Social care jobs tend to be very varied depending on the nature of the role and the focus group in need of care. Working in a hospice is often perceived to be difficult or depressing due to the unique needs of the patients, but in fact many hospice workers find their work extremely rewarding and uplifting. While working in a hospice is often challenging, they say that the opportunity to provide high quality end of life care places them in a position of considerable privilege.
At a time when life expectancy is increasing with better medical care and earlier intervention to tackle illnesses, hospices are playing an increasingly important part in providing care for patients in the last stages of their lives. Some professionals argue that, as medicine becomes less person-centred, the hands-on treatment provided by hospices sets them apart from hospitals and clinics.
Hospice workers tend to work in small teams to support patients approaching the end of their lives, and their families. In this way, each worker is able to develop a more personal relationship with their patients, so that each individual is regarded as a unique individual whose needs count despite their terminal illness. Many hospice workers cite the person-centred approach as the main reason for their decision to work in a hospice, mirroring their initial motivations for entering the health service.
Hospice workers may have a medical background, but all have made the conscious decision to place patients and their families at the heart of their work. To be able to work successfully in a hospice they need a broad range of people skills, including empathy, the ability to listen, compassion and diplomacy. Often, the support offered is not just for the patient who is approaching the end of their life, but for the family whose needs will extend long beyond the death of their loved one.
Duties vary greatly as the team of professionals in a hospice may include nurses, carers, social workers and therapists. For those providing immediate care, responsibilities include assisting with daily needs such as bathing, using the toilet, dressing and feeding, while medical staff are involved with administering medicines and overseeing the general health of residents, as well as communicating with family members to keep them up-to-date. Many hospice workers have specialised knowledge they can share with other health professionals.

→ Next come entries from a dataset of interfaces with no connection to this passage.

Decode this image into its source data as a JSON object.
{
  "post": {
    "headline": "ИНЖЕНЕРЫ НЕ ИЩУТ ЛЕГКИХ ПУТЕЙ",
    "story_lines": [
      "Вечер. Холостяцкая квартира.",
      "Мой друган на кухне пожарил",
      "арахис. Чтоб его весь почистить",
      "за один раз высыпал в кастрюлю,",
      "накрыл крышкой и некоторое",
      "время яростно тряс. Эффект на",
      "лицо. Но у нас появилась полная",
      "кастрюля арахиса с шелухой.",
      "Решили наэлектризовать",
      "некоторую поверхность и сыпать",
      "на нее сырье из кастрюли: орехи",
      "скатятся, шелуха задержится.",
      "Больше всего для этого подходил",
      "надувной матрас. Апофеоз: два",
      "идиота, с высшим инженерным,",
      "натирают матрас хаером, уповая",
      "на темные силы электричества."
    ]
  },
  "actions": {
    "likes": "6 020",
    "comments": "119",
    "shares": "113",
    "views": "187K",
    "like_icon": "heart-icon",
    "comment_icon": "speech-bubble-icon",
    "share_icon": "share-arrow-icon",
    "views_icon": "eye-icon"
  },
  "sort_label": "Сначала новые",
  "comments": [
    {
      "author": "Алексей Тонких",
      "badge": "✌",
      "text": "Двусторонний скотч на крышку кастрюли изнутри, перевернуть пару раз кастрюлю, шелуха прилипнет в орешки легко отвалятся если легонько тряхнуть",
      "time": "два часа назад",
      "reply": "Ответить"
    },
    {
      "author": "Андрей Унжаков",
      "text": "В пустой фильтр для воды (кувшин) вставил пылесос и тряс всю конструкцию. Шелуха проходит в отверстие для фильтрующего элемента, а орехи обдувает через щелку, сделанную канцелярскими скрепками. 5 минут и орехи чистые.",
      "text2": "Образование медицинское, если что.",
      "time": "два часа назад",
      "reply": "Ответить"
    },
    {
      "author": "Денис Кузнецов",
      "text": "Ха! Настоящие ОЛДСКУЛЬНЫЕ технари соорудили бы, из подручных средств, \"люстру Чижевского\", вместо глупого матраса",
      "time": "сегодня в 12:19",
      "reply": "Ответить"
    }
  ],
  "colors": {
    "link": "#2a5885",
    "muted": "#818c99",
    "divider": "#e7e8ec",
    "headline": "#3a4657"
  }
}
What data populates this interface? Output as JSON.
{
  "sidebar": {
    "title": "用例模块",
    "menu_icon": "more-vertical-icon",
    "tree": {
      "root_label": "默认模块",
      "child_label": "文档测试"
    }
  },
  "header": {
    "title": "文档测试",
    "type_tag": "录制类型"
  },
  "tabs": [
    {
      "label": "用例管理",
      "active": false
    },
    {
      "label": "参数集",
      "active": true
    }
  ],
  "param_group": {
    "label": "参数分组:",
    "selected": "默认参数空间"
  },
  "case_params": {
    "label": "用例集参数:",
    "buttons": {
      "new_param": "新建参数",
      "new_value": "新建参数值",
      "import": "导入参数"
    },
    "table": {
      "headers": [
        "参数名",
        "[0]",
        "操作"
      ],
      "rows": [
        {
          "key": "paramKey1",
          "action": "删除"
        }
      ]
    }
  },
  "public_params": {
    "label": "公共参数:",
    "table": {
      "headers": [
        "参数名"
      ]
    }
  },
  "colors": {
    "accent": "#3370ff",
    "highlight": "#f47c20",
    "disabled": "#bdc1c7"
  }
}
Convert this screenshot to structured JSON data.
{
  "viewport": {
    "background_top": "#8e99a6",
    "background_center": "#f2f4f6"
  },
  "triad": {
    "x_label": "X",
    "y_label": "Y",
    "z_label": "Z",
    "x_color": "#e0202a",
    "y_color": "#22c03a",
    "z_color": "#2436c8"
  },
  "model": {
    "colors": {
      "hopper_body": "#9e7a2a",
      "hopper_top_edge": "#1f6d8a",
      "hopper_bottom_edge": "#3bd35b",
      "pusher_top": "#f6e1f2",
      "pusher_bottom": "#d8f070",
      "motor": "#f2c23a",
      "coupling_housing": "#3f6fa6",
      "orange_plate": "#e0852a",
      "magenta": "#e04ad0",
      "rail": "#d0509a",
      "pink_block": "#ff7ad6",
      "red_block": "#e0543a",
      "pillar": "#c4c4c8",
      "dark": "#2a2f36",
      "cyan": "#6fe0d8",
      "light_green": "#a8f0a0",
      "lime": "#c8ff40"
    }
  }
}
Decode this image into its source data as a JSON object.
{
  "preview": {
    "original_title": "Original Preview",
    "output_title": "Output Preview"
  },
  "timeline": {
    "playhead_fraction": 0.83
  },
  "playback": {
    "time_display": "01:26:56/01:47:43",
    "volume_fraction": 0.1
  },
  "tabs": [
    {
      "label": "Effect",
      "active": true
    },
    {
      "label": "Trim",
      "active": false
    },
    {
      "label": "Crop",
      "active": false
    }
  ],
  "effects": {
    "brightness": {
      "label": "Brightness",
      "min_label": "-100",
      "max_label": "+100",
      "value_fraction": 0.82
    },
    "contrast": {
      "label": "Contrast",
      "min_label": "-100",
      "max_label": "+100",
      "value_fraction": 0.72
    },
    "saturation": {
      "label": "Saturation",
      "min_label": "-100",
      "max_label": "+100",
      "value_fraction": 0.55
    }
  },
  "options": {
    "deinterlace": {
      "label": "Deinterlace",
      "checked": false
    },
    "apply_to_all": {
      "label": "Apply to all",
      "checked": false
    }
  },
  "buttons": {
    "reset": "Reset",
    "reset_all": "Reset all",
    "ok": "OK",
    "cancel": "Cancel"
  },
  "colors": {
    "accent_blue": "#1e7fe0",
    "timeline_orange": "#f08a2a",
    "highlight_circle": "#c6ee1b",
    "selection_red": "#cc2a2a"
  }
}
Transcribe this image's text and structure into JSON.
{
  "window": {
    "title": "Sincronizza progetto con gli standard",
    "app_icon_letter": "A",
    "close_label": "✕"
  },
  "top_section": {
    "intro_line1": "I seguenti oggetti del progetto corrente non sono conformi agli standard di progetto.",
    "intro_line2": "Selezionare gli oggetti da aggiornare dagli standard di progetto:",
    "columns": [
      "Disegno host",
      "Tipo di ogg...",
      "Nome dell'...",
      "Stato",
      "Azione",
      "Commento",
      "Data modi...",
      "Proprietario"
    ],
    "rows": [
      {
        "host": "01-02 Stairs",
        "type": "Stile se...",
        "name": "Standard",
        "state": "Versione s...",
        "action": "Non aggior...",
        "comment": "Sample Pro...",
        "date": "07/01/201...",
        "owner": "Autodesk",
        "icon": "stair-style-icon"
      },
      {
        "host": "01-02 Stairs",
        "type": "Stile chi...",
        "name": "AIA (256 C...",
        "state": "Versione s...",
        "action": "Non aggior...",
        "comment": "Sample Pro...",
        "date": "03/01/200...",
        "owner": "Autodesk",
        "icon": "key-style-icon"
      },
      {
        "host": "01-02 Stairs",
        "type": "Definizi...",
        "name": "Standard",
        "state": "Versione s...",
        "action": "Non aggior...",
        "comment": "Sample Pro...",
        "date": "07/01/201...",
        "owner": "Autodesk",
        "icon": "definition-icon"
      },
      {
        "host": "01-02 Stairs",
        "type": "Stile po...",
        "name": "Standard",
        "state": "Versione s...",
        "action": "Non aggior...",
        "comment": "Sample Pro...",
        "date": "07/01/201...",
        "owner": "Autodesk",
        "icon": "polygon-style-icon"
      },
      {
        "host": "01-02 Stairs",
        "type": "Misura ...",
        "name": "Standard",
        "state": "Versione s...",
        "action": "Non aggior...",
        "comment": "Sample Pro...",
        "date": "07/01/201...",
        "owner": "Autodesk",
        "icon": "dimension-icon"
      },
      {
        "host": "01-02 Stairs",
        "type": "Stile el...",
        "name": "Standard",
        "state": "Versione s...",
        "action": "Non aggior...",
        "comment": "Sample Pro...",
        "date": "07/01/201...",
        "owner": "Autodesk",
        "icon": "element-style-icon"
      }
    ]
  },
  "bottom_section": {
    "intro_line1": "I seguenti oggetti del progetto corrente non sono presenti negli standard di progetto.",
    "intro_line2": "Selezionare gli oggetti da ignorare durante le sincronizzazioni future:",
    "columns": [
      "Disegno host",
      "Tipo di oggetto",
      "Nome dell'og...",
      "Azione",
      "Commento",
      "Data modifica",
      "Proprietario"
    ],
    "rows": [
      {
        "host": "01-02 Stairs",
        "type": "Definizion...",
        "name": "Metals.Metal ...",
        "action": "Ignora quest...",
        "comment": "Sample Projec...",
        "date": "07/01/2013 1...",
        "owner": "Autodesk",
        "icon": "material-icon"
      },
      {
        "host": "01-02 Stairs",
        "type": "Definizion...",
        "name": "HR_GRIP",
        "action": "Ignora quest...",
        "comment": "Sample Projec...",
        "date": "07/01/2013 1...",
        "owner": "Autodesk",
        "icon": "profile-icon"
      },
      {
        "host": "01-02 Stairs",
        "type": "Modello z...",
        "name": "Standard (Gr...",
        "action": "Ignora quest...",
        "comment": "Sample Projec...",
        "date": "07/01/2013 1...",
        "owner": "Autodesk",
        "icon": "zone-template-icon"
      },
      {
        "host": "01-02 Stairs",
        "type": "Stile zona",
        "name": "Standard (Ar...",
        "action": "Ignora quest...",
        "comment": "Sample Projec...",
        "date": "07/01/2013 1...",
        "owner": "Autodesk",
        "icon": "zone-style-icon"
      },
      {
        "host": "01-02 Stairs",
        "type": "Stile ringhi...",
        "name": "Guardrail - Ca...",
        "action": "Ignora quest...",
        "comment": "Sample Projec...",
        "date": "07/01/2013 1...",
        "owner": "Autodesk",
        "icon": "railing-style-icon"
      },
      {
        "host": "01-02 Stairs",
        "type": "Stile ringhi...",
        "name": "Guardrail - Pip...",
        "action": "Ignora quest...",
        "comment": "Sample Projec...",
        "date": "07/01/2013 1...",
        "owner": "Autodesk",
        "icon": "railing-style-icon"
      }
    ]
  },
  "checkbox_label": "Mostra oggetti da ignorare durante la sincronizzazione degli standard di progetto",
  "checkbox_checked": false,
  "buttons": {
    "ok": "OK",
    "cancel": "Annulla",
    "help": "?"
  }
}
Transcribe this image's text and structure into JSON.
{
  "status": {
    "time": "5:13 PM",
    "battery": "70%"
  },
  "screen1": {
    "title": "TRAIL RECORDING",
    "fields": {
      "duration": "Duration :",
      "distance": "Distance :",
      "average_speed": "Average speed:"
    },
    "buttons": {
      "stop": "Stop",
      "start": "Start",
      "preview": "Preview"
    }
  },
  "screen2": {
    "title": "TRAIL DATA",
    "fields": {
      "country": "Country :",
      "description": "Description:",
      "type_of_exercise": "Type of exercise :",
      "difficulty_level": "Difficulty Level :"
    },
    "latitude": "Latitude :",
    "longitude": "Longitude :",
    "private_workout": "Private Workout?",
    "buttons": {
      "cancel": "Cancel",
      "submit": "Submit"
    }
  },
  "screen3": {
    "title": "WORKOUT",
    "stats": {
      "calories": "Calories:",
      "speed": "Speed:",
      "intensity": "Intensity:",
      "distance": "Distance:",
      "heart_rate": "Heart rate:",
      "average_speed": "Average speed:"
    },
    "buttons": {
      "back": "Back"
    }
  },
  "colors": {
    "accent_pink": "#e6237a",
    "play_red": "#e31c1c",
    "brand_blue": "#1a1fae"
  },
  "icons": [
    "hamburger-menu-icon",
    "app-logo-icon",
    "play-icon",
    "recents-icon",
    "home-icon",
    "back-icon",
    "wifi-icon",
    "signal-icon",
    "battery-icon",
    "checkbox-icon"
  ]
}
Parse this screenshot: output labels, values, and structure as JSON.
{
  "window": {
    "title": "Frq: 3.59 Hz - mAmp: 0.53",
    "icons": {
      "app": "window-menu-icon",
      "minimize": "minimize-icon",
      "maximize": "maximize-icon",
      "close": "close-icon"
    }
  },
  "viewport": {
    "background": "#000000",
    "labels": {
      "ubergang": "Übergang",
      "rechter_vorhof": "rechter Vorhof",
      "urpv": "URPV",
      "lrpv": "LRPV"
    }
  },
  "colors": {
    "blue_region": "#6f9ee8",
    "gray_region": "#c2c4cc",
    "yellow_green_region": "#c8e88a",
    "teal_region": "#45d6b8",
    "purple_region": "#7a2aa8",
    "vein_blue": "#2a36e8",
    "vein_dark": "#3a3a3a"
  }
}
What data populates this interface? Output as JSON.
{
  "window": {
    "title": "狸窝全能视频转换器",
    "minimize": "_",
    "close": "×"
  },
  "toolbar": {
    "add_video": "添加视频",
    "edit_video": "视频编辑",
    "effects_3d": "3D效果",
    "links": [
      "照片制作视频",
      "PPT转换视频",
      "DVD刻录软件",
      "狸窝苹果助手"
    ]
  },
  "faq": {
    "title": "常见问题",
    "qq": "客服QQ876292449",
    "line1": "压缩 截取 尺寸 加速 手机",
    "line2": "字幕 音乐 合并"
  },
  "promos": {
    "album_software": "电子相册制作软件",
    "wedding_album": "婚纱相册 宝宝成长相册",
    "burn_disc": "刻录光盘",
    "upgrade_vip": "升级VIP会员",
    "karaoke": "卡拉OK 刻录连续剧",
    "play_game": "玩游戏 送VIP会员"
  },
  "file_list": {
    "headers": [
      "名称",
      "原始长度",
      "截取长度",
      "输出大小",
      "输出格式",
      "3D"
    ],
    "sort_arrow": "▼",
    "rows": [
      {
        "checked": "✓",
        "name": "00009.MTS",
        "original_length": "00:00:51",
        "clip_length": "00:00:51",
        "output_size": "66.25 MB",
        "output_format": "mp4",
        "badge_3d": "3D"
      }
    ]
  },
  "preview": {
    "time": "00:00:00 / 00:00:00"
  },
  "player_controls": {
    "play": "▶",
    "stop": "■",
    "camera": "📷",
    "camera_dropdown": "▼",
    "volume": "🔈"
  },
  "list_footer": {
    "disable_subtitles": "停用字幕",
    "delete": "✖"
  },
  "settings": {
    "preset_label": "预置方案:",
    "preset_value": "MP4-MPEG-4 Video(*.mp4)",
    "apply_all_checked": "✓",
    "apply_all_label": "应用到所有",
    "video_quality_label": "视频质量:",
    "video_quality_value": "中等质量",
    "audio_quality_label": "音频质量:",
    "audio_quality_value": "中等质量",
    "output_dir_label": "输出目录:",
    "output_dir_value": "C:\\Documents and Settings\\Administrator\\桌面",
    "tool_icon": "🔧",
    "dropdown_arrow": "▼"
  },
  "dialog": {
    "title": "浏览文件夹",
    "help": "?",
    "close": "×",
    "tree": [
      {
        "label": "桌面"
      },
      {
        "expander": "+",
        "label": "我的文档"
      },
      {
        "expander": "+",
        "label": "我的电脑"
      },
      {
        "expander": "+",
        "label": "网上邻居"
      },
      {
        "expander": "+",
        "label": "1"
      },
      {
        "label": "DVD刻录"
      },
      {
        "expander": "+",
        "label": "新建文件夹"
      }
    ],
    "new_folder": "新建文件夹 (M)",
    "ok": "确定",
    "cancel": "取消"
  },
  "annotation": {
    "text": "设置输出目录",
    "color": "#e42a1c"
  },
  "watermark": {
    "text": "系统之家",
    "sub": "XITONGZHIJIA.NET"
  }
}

Working in a hospice to offer patients palliative care at the end of their lives may be challenging at times, but there is no doubt that the opportunity to offer hands-on support to people at their most needy is, for many, a rewarding career unlike any other.